• **Data provided**:

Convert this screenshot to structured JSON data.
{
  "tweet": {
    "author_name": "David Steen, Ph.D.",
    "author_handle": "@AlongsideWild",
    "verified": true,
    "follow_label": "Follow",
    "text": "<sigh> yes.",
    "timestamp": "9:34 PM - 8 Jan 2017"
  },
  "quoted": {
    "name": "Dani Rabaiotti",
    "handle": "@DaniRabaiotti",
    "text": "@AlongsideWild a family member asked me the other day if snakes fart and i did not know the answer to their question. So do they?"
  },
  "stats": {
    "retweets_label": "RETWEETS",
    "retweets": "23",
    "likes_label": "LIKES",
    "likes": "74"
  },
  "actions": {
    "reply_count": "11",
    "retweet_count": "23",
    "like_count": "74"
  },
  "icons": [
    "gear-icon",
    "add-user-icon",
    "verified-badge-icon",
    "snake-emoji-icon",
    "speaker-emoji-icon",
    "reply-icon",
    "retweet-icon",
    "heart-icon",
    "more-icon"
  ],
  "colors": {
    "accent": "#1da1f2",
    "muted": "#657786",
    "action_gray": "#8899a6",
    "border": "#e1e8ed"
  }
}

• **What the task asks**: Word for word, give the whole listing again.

• **Task response**:
Convert this screenshot to structured JSON data.
{
  "tweet": {
    "author_name": "David Steen, Ph.D.",
    "author_handle": "@AlongsideWild",
    "verified": true,
    "follow_label": "Follow",
    "text": "<sigh> yes.",
    "timestamp": "9:34 PM - 8 Jan 2017"
  },
  "quoted": {
    "name": "Dani Rabaiotti",
    "handle": "@DaniRabaiotti",
    "text": "@AlongsideWild a family member asked me the other day if snakes fart and i did not know the answer to their question. So do they?"
  },
  "stats": {
    "retweets_label": "RETWEETS",
    "retweets": "23",
    "likes_label": "LIKES",
    "likes": "74"
  },
  "actions": {
    "reply_count": "11",
    "retweet_count": "23",
    "like_count": "74"
  },
  "icons": [
    "gear-icon",
    "add-user-icon",
    "verified-badge-icon",
    "snake-emoji-icon",
    "speaker-emoji-icon",
    "reply-icon",
    "retweet-icon",
    "heart-icon",
    "more-icon"
  ],
  "colors": {
    "accent": "#1da1f2",
    "muted": "#657786",
    "action_gray": "#8899a6",
    "border": "#e1e8ed"
  }
}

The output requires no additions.